Advanced Critical Studies courses take deep dives into some of the theoretical, political, social, and ethical issues that help shape contemporary art and culture today. These classes emphasize intense investigations of the work of contemporary artists and scholars to help you think about your own art practice – and its place in the world – in new ways.

Here are a few recent advanced courses:

Black Utopias: Writing Ourselves Into a Better Future
This course is an exploration of the empowerment and self-determination that African Americans use to visualize a better world for themselves. In this class, youwill research the Afro-futurist and Afro-utopian ideologies found in literature, film, and art, and their opposition to canonical American utopian ideals.

Queer Art & Culture
Surveying the unapologetically queer voices of the past five decades, this critical studies course introduces students to the layered methods in which queer bodies claim space, fight for basic rights, and spurn cultural assimilation. Inclusive of race, gender, and class along with visual and cultural privilege, the class will formulate a queer lexicon of creative strategies for resistance, mourning, and ecstasy.

Art and Science
Considered polar opposites in the popular imagination, art and science were seen as part of the same grand project: trying to understand the world. This class challenges you to find common ground between the two disciplines and consider how they can work together to create new areas of human knowledge and expression. 

Decolonize Now!
This course explores ways to “delink” art making and its history from colonial power, including economic, social, and intellectual control. How has white, heteronormative, and patriarchal power influenced who gets to make art, what art we value, and how we interpret artwork? How can you, as an artist, push back against dominant Western thought to learn about and create new ways of being?

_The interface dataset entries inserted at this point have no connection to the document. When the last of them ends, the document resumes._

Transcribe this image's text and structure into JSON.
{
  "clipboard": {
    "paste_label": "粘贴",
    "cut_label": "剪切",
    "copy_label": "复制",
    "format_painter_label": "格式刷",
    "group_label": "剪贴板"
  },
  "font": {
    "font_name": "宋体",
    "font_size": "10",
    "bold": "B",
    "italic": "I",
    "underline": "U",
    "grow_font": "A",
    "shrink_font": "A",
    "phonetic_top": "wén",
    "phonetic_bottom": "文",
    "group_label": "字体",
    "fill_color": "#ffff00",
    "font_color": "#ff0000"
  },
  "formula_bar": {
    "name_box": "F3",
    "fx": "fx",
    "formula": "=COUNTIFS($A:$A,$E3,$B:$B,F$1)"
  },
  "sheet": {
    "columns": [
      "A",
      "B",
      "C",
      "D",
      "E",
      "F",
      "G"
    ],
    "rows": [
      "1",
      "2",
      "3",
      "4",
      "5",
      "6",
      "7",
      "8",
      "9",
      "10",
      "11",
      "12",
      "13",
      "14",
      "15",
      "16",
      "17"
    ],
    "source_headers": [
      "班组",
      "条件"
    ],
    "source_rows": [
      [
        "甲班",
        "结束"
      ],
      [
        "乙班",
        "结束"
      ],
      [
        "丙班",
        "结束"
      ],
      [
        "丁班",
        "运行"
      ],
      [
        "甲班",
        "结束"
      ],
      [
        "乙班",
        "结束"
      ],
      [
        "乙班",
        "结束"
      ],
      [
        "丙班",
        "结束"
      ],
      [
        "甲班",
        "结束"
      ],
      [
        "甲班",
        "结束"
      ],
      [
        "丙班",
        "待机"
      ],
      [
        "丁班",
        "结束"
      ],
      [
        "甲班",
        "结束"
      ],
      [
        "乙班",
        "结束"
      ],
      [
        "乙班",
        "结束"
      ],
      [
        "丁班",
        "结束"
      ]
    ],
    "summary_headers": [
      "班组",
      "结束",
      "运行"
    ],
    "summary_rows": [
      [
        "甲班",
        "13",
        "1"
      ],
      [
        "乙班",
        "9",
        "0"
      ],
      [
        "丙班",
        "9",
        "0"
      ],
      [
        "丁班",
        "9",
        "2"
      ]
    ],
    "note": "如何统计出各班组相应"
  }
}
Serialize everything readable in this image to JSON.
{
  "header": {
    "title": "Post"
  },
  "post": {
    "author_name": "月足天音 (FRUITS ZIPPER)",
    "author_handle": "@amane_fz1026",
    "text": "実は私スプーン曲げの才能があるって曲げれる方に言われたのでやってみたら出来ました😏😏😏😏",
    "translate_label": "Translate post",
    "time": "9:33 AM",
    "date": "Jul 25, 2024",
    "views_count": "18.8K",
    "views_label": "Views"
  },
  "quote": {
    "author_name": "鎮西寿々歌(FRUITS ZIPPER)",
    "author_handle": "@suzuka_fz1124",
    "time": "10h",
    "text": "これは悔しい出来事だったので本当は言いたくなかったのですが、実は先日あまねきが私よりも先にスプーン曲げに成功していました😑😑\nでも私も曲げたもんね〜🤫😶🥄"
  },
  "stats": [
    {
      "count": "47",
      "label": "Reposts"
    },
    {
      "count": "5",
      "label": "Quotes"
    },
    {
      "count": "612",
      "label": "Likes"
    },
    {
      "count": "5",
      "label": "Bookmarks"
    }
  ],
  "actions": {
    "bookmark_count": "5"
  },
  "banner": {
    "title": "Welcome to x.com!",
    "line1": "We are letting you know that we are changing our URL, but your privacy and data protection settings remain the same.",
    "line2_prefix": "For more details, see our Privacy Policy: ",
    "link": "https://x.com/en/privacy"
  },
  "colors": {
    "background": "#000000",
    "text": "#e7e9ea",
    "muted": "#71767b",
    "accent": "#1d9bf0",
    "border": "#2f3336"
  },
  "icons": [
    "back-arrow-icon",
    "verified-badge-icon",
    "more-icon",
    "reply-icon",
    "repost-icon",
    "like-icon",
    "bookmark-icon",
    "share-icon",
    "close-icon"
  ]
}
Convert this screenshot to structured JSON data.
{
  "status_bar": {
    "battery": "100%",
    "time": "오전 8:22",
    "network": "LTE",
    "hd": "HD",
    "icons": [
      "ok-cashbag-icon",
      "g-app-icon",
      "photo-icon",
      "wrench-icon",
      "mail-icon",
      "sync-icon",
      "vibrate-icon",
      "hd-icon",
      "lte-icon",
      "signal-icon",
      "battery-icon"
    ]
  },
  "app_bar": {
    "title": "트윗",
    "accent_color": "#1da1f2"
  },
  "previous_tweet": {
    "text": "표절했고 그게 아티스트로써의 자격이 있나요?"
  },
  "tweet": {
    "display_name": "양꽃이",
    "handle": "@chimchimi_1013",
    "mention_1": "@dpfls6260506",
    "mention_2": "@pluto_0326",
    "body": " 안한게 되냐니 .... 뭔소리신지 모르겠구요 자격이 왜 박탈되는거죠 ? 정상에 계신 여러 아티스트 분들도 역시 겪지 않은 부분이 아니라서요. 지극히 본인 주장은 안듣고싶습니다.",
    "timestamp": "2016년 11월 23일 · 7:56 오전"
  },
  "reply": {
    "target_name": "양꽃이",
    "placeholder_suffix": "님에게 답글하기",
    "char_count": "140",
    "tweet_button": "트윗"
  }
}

Art & Activism
When can art be activism? When can activism be art? This course will ask you to investigate the relationship between art and activism through investigating artists’ participation in broader social movements, direct action, institutional critique, political art in unusual contexts, everyday acts of dissent, and metrics for success across fields.